Simply put, I adored this book for many reasons. It was cute, funny, unique, and just so much fun.
If you like contemporary, pick it up.
If you like a story that is different & a breath of fresh air in YA, pick it up.
If you like witty, relatable, and realistically-flawed characters, pick it up.
Basically what I'm saying is, just pick it up.

I give this book 4.5 Moths...for Dax's species racism here! ;)

Wednesday, May 14, 2014

Love Letters to the Dead by Ava Dellaira: Review

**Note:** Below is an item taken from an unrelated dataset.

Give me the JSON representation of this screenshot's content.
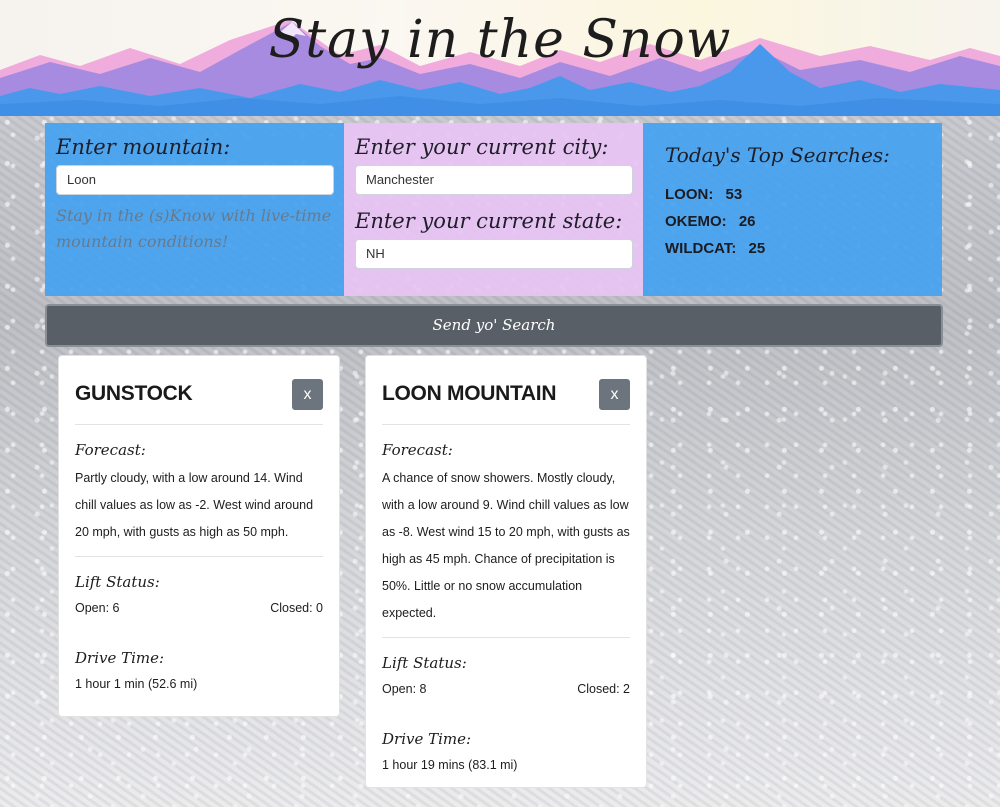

Love Letters to the Dead by Ava Dellaira is about a girl starting her very first year of High School who gets an English assignment that requires her to write a letter to someone who has died. This soon turns into much more than an English assignment, and we get to hear Laurel's story through these letters that she writes to famous dead people that she looks up to. Laurel's sister, May, passed away less than a year ago, and so she writes about her often. This book is ultimately about Laurel's journey discovering who she is without her sister around.
The synopsis itself could make you think that the book sounds quite similar to the Perks of Being a Wallflower by Stephen Chbosky...and having read the book, I can say that those assumptions would be accurate. Perks is one of my favorite books, so when I heard the comparison between the two in addition to seeing Stephen Chbosky promoting the book himself on twitter (his blurb is also on the front cover of this book) it was enough to completely sell me on this one. I went into it with high expectations, and I was not disappointed.
This books was absolutely incredible, and I loved every minute of it. I wanted to read this slowly to enjoy everything about it, but because it was so good and such a page-turner I just couldn't put it down...which led to my reading it practically in one sitting.
There were a lot of things about this book that had me so enthralled with it, so I have decided to list them in bullet points to save time and to keep from gushing endlessly:
  • The writing style was so beautiful and poetic, I couldn't get enough of it.
  • The characters were so extremely well-developed, they felt like real people that I truly cared about. They were all so beautifully flawed, and I loved them for it.
  • Our main character, Laurel (I agree with what the character Hannah said in the book, "coolest name EVER") was such a distinct and relatable character, I immediately loved her. Her growth through the book was beautiful to watch, and by the end, I was so completely happy for her and all she had discovered about herself. 
  • The writing to dead celebrities aspect was so interesting and unique, and I learned so much about the people that she wrote to, like Kurt Cobain, Judy Garland, Amelia Earhart, etc. I loved hearing about them and why Laurel looked up to them as much as she did; it was a nice addition to this story.
There wasn't a single aspect of this book that I did not enjoy. It was raw, gritty, real, and completely breath-taking. Like I have also said about Perks, it is amazing to me the way I felt so connected and involved with all these characters through letters...that, to me, is just incredible talent.
I highly recommend this books, and I give it a full 5 heart-shaped sunglasses, in honor of May: